A complex flaw with big implications — In essence what's happening is that whenever you boot your Intel-based computer, security measures within the CPU's Converged Security and Management Engine (CSME) are supposed to execute that lock down the computer's memory and prevent hackers from modifying it.

What Positive Technologies found, however, is that there's a brief moment between booting the computer and when protections within the CSME actually execute. That gives hackers a window to execute malicious code with the highest of system privileges. The CSME is able to intercept data passing through USB, meaning a hacker could, theoretically, insert code into the CSME that launches a keylogger.


What's worse is that Ars Technica reports a firmware update cannot fix the flaw because it's hard-coded into the silicon that boots the CSME. Any malicious code inserted also wouldn't be recognized by antivirus software.

“This vulnerability jeopardizes everything Intel has done to build the root of trust and lay a solid security foundation on the company's platforms,” Mark Ermolov, lead specialist of OS and hardware security at Positive Technologies wrote in a blog post. “The problem is not only that it is impossible to fix firmware errors that are hard-coded in the mask ROM of microprocessors and chipsets. The larger worry is that, because this vulnerability allows a compromise at the hardware level, it destroys the chain of trust for the platform as a whole.”

You're probably safe unless you're a spy — Experts say that the exploiting the vulnerability requires physical access to the computer as well as specialized gear — and significant years of experience with firmware. It's not your typical exploit where a phishing link or attachment could get you. It's the sort of thing nation states attacking specific, high-value targets might be able to exploit, but not your casual 419 scammer.

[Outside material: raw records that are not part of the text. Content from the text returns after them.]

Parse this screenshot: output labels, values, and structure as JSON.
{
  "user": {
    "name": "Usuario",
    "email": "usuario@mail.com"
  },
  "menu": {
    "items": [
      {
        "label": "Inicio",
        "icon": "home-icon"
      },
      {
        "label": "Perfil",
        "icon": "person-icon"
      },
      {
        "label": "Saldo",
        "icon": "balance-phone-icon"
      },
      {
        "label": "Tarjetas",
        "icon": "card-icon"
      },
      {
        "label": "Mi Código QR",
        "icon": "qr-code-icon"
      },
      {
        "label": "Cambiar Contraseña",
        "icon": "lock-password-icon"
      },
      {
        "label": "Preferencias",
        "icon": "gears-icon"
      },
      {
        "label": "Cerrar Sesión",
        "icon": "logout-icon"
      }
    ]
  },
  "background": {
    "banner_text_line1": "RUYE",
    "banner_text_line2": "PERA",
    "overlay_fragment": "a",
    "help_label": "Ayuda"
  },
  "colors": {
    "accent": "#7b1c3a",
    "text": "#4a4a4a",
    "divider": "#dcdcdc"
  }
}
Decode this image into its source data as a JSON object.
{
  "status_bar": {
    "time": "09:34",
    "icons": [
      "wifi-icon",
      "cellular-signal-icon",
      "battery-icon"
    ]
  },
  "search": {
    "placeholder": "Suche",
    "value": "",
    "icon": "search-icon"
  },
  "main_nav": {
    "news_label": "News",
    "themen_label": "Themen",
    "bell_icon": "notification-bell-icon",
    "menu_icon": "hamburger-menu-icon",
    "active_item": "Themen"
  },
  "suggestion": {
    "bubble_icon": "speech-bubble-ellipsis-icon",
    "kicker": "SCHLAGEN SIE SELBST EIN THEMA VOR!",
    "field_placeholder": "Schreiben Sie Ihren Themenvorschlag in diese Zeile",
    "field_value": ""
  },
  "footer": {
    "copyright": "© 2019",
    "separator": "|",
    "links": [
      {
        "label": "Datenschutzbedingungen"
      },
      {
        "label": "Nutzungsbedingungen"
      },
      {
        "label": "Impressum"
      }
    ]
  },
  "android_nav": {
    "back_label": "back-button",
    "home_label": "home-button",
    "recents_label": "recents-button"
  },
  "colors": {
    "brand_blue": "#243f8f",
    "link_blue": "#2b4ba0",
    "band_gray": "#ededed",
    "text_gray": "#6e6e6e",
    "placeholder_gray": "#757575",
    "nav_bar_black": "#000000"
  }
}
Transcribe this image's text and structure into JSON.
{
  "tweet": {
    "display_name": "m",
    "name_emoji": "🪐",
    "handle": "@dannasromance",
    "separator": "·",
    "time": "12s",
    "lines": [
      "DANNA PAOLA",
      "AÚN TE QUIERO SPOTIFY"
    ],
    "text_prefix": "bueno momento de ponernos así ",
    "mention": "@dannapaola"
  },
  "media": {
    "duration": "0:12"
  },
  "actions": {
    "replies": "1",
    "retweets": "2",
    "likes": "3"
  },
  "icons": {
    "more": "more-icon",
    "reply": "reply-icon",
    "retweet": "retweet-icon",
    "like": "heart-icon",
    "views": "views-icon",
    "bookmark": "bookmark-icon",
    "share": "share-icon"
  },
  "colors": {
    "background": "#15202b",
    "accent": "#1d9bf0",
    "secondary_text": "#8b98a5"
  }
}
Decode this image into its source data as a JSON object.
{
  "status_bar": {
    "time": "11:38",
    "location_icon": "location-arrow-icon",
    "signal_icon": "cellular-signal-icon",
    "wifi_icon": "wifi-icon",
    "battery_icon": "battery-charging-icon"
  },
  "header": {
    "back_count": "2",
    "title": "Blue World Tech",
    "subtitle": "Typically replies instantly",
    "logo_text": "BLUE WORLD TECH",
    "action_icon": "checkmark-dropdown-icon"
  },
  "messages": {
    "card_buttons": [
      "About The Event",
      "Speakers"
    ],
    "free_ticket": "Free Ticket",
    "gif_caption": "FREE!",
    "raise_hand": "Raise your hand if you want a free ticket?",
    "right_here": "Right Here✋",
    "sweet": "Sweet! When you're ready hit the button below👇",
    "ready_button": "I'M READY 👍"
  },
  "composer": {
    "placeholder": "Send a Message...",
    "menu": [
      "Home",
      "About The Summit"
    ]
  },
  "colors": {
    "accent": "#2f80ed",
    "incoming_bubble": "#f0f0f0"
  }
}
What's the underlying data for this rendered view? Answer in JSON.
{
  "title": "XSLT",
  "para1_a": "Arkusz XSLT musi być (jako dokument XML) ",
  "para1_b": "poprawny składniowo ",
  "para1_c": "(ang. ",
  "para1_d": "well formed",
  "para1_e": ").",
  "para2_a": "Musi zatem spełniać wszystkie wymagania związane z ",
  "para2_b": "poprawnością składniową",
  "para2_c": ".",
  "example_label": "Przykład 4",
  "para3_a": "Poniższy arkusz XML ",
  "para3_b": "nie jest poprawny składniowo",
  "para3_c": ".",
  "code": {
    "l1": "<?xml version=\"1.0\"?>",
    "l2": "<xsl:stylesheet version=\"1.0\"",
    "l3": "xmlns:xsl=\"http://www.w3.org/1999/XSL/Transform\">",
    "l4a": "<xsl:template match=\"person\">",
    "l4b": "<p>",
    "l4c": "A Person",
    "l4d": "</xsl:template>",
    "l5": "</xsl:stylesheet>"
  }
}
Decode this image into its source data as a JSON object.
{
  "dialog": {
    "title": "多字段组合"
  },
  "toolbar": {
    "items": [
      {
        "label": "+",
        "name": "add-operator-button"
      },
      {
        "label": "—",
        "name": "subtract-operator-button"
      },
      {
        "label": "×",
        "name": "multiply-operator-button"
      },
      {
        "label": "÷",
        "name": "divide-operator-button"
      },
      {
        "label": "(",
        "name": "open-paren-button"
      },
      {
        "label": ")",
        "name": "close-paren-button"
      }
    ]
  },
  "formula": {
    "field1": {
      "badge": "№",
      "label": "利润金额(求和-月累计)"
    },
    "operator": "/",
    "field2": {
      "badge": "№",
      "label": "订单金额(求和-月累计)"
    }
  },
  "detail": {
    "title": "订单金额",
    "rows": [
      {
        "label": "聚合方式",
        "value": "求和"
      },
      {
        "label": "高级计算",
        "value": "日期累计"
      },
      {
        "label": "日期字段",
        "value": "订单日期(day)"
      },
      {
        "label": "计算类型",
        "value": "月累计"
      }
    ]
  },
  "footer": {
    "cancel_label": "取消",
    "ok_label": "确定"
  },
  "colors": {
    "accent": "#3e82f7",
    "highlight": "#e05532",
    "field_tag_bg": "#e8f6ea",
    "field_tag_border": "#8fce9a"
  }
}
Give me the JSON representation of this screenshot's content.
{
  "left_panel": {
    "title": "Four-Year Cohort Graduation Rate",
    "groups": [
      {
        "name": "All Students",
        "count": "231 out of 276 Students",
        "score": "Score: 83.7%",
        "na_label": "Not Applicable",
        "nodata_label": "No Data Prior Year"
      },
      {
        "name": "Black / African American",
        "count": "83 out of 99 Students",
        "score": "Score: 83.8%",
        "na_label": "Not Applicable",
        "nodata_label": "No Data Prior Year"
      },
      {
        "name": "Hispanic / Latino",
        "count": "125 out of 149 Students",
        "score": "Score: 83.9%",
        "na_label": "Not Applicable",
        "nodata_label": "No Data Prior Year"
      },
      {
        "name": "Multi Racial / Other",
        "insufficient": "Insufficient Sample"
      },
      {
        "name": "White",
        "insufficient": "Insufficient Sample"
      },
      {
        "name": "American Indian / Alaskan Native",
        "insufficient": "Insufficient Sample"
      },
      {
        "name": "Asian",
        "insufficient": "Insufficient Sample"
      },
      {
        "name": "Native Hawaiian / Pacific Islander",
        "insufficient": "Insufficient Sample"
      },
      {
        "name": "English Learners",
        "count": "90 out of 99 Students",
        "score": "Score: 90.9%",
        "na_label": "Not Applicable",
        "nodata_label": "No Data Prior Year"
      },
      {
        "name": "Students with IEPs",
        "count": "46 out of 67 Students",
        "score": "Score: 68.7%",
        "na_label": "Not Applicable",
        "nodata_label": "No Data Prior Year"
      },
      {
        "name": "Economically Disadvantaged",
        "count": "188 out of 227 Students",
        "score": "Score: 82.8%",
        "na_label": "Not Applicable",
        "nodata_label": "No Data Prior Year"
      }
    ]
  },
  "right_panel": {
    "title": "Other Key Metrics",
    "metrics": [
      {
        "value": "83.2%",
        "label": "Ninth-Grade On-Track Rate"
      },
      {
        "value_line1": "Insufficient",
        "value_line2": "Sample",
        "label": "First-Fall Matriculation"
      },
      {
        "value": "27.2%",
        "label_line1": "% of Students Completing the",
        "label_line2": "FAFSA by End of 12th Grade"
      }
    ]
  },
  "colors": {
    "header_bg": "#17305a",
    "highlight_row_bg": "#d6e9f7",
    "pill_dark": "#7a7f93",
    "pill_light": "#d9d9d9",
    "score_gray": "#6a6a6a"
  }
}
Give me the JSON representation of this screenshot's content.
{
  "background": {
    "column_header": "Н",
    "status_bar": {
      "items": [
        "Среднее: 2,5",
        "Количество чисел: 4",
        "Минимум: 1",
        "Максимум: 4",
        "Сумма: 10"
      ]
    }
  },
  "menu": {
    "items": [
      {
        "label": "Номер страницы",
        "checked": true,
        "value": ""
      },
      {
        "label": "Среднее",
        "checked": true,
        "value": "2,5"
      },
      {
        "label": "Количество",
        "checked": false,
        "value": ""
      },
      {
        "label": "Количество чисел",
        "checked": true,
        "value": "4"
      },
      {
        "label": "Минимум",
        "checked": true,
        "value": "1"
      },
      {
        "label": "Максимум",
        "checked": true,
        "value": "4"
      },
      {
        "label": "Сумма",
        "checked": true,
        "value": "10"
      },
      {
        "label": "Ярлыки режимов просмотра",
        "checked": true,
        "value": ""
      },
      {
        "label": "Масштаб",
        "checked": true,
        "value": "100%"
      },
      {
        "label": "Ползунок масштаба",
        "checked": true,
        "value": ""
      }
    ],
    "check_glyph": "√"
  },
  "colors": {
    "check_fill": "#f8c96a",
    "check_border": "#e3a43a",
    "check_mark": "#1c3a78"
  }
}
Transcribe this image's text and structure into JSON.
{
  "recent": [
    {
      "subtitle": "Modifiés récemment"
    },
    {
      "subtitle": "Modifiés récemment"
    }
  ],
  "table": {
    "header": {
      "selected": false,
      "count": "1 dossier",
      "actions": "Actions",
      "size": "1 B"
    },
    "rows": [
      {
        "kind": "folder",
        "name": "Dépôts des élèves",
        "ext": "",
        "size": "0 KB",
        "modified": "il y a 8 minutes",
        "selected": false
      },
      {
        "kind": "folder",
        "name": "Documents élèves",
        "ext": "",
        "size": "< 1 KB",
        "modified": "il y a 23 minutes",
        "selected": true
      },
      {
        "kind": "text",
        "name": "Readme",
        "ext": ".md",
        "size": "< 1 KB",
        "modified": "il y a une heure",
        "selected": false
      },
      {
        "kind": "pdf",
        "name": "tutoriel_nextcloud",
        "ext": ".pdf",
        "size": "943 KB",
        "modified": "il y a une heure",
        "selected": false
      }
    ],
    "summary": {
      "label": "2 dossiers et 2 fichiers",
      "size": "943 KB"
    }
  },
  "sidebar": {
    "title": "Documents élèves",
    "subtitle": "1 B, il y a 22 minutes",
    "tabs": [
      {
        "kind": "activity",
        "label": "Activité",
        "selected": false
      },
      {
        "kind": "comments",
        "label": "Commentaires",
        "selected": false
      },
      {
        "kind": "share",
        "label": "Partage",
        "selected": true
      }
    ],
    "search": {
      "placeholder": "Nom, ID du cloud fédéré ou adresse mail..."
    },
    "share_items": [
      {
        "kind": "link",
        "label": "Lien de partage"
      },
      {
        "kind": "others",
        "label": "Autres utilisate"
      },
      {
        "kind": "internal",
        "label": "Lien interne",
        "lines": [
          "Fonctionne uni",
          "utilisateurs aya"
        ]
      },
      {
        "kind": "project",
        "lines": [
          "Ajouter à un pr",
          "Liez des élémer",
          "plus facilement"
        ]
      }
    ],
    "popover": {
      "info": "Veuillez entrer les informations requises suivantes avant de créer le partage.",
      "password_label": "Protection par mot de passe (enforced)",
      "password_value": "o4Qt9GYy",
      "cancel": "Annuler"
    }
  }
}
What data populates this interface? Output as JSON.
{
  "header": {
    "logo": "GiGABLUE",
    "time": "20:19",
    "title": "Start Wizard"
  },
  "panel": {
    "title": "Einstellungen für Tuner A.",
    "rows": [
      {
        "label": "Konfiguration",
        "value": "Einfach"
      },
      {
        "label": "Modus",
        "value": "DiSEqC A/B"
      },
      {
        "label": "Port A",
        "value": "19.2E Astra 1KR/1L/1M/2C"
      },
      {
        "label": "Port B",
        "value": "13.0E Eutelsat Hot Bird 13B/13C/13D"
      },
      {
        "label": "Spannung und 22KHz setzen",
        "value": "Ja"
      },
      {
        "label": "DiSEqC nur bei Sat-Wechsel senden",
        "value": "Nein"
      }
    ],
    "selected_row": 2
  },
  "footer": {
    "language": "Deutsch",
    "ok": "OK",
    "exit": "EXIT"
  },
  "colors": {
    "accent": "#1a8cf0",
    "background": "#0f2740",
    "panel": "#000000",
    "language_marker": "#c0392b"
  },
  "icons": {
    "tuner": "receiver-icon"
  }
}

“Intel was notified of a vulnerability potentially affecting the Intel Converged Security Management Engine in which an unauthorized user with specialized hardware and physical access may be able to execute arbitrary code within the Intel CSME subsystem on certain Intel products,” Intel wrote in a statement to Ars Technica. “Intel released mitigations and recommends keeping systems up-to-date. Additional guidance specific to CVE-2019-0090 can be found here.”